The Mail points out the purchase was a day after Ocado shares jumped 32% amid speculation that suitors, including Amazon, were preparing a takeover bid.

Lingotto, based in London, was created in May as a successor to the Agnelli family’s investment vehicle Exor Capital, with Osborne, the former chancellor, brought in to head the board (The Times £).

Sainsbury’s plans to make another £15m of price cuts on essential staples as millions of Britons continue to be impacted by the cost-of-living crisis (Mail).

Supermarket executives will be questioned by MPs on Tuesday over why food prices are still rising as some wholesale costs are falling (BBC News).

Britain’s biggest retailers have said shop price inflation is easing ahead of a crunch meeting with MPs on Tuesday over the soaring cost of groceries, but warned food prices were continuing to rise at near record rates (The Guardian).

UK shop price inflation slowed in June helped by a second consecutive monthly decline in the growth of food prices, according to the latest industry data (Financial Times £).

The latest index of food prices compiled by the British Retail Consortium showed the annual food inflation rate easing for a second month to 14.6% this month from 15.4% in May and 15.7% in April (The Times £).

The UK’s post-Brexit border strategy risks further pushing up food prices, according representatives of Britain’s fresh produce industry (The Guardian).

UK retailers suffered another month of falling sales in June as slow economic growth stretched household finances, according to the latest CBI monthly survey (The Times £).

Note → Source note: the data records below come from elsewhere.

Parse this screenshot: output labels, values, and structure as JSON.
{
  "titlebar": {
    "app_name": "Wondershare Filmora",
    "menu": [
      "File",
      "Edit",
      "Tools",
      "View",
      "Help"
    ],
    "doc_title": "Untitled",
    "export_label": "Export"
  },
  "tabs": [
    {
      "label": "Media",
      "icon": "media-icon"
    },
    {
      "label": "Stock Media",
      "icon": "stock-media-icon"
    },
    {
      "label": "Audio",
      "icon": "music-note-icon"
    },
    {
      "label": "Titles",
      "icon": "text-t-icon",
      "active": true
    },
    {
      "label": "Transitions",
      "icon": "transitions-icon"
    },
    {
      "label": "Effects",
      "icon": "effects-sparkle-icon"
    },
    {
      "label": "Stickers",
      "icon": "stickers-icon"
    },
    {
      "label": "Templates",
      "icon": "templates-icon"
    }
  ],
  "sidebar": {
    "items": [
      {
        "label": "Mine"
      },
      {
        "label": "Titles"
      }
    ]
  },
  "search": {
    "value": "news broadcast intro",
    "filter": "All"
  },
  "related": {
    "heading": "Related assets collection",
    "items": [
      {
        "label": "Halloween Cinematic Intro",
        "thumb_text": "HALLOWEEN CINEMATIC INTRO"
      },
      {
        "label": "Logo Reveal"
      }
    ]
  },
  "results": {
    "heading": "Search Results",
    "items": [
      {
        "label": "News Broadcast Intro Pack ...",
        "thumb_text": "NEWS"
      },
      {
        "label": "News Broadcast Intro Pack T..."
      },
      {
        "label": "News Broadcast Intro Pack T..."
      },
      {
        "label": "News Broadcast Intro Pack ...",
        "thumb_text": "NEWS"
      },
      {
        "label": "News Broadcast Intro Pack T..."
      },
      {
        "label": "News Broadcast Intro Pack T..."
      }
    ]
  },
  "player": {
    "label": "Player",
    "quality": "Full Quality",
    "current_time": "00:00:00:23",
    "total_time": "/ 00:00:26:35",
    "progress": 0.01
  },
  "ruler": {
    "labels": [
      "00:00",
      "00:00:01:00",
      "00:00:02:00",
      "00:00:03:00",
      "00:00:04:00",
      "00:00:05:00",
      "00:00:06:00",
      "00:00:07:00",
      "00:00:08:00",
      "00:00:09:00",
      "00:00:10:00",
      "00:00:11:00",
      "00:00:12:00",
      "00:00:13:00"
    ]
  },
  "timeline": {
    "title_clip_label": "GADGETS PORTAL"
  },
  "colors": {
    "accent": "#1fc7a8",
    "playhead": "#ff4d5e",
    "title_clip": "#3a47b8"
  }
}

More than a third of personal care products, such as shampoos and body washes, marketed as hypoallergenic at Boots and Superdrug have been found to contain common skin allergens, research shows (The Guardian).